CCDO runs programs for children in rural Cambodia which offer support services to those living in some of Siem Reap’s poorest communities. Their new Early Childhood Education Project works closely with young learners in their first year of schooling, training teachers on new teaching techniques, and providing daily breakfast, uniforms, and clean water for the students. TFI believes that there are few things more important than giving children the gift of education, particularly those who, due to poverty, may not otherwise get a chance at a decent education.
Shanti Bhavan (India)
This boarding school was started with the sole purpose of giving the poorest children in India the same quality of education that rich children receive, and hence provides children from backgrounds of generational poverty with a safe living and learning environment and the skills they need to succeed. TFI started a partnership with Shanti Bhavan in 2021 with plans to renovate their girls’ dormitory building in honor of one of our Children’s Fund sponsored students, Priyanka Singh, who was killed in early 2020. We also began offering a scholarship to students in Priyanka’s name. Pictured above is Thulasi Priya Ramesh, our first of two scholarship recipients, with donor and Board member Diane Brandenburg.
Dr. Eugene P. Mohan Angels Care Medical Clinic (Uganda)

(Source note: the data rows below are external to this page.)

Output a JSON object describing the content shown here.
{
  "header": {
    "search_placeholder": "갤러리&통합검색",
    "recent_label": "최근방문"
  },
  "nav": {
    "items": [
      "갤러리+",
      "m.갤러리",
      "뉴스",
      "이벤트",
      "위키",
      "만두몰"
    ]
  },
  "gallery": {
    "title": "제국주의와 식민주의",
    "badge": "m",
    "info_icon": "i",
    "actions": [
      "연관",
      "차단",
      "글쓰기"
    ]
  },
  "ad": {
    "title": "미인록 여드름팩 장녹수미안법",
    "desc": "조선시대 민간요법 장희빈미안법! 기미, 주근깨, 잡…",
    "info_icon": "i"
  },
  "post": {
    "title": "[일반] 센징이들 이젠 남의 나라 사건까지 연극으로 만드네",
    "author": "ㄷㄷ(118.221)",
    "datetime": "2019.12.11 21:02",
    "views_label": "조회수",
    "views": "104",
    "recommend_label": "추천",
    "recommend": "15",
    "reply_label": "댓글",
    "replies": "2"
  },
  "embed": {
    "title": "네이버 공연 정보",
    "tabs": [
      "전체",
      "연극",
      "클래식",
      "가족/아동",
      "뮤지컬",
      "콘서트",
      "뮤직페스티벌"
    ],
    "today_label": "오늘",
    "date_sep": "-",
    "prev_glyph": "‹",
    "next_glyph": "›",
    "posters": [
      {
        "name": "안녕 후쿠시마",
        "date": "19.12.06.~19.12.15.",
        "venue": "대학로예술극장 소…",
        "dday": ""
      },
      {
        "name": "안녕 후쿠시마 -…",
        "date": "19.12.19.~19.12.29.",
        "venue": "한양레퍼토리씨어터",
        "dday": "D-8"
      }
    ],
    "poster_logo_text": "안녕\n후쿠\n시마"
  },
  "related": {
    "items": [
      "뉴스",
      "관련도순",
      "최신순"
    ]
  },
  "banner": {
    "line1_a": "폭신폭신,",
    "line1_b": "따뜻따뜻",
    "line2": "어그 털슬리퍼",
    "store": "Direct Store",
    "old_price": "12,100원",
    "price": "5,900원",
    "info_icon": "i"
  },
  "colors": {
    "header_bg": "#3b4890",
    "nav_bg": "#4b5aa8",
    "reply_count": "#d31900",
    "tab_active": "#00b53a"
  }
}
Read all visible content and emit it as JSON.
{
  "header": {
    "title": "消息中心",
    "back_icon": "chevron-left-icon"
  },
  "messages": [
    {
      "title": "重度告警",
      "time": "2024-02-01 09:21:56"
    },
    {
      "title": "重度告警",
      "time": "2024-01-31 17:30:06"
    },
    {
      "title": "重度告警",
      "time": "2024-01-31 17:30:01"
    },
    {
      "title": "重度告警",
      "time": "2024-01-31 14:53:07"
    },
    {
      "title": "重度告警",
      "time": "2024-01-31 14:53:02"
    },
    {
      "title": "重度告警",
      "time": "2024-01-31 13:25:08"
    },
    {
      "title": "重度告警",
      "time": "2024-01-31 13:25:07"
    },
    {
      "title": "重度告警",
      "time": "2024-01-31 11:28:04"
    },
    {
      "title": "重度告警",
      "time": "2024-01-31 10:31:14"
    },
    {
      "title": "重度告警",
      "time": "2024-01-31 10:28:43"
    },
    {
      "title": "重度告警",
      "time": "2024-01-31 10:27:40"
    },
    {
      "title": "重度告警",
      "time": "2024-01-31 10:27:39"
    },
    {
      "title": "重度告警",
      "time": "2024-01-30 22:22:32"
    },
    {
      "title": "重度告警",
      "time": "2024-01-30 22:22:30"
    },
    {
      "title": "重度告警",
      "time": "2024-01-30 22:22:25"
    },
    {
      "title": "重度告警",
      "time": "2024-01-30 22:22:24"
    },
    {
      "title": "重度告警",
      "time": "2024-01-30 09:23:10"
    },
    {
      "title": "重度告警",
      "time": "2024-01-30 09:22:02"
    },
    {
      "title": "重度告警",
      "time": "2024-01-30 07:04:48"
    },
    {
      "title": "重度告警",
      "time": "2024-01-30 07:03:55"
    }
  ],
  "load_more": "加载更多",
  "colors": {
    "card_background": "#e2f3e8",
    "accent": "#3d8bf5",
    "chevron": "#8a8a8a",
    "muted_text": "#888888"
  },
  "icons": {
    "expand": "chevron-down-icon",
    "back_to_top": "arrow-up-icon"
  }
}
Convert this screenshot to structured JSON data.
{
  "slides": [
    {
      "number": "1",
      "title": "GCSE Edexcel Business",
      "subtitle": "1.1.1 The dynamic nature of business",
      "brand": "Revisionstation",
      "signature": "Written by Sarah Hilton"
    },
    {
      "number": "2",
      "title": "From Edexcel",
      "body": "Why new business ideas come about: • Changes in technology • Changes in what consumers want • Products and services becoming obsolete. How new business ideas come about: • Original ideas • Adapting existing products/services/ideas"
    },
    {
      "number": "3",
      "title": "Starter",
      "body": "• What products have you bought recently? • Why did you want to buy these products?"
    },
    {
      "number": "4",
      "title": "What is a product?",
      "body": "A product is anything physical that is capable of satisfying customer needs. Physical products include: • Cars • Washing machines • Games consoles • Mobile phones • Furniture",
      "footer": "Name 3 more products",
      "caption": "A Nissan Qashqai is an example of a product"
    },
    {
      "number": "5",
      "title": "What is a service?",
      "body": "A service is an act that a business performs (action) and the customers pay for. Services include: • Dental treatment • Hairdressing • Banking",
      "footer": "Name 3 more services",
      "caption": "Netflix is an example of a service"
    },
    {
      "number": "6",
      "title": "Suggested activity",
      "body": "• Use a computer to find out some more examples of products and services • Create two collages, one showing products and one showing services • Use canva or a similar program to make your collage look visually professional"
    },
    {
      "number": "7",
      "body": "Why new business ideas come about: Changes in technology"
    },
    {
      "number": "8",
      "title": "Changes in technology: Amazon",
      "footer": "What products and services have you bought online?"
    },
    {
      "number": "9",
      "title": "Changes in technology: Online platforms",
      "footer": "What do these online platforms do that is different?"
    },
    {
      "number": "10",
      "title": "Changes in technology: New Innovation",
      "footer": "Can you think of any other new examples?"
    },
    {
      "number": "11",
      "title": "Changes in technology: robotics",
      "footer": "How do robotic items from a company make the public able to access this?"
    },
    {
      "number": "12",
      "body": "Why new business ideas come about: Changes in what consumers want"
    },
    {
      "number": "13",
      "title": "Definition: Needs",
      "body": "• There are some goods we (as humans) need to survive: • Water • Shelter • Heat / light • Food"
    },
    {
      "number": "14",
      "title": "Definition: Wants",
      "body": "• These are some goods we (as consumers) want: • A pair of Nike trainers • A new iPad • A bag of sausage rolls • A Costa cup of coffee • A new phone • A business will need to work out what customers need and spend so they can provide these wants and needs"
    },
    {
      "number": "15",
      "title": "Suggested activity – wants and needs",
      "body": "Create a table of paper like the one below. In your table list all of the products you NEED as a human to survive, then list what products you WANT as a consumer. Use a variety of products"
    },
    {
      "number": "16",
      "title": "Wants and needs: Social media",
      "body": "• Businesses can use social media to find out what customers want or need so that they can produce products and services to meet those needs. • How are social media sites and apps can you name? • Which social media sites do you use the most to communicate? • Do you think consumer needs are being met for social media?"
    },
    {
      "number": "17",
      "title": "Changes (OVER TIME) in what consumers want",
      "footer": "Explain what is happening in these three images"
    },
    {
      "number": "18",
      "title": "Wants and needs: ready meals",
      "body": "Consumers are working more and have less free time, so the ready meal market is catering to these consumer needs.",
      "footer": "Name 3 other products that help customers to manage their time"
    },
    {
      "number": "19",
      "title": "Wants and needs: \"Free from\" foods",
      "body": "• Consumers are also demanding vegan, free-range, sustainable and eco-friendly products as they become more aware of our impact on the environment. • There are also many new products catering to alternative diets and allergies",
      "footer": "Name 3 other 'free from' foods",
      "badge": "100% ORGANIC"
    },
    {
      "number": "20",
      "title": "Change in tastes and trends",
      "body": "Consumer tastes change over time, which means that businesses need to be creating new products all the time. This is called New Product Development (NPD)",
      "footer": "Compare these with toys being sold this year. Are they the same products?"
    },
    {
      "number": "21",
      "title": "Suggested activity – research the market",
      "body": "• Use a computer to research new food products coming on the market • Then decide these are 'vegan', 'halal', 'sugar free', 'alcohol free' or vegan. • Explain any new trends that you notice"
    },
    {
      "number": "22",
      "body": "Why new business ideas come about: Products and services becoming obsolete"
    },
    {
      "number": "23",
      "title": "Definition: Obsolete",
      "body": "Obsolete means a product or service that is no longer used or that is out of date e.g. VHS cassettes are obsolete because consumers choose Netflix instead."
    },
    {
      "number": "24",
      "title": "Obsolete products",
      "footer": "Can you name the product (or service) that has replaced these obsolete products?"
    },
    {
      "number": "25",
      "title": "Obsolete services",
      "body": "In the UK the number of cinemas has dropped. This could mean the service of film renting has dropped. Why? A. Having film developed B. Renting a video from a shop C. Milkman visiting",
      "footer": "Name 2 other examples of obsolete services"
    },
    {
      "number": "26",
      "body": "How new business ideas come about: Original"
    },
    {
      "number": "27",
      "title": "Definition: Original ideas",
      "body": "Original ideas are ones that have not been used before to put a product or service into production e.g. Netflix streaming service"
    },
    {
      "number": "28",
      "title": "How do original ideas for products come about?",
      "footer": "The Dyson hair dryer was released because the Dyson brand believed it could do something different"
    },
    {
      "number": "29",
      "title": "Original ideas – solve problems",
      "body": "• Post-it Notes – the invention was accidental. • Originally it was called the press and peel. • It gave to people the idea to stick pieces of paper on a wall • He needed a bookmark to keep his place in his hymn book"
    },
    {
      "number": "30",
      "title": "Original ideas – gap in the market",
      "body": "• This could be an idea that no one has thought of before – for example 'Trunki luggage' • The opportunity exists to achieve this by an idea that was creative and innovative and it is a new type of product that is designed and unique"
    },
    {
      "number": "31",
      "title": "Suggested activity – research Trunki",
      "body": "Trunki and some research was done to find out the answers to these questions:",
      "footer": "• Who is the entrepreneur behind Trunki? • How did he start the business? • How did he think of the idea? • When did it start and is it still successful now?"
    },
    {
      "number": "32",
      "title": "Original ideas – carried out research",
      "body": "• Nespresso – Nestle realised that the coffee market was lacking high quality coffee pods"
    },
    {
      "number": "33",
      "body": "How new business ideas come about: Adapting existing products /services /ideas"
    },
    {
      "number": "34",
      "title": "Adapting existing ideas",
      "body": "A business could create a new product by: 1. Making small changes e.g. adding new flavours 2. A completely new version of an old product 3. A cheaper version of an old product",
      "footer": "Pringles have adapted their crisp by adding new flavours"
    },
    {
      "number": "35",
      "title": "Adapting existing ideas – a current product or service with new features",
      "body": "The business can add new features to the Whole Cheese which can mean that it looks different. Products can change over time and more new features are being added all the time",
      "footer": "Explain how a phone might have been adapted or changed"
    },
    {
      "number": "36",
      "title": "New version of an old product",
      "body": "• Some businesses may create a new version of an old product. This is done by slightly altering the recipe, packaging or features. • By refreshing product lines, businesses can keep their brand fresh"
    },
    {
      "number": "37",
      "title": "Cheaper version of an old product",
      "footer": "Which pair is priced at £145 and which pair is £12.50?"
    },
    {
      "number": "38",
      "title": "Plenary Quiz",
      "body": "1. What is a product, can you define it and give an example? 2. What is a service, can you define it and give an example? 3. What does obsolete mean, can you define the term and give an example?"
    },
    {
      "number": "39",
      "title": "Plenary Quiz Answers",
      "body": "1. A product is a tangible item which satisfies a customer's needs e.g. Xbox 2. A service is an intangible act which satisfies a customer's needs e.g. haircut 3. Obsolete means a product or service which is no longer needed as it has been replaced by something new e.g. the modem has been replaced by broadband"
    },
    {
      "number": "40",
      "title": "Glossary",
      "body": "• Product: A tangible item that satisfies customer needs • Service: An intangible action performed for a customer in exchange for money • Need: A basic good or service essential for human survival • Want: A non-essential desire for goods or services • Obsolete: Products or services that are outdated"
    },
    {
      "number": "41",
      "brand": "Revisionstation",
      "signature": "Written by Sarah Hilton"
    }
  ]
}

For a number of years we have been working with the Angels Care School, located in a refugee camp in a rural part of Uganda, which serves the children of some of the 120,000 residents who live there. Recently, however, we discovered that one of the greatest needs at the refugee settlement was for a local health clinic for the residents of this community. One of our donors and Board members, Jerry Mohan, built this clinic in honor of his late brother and opened it on July 4, 2020. Pictured above are the mothers with their children waiting for their first immunizations.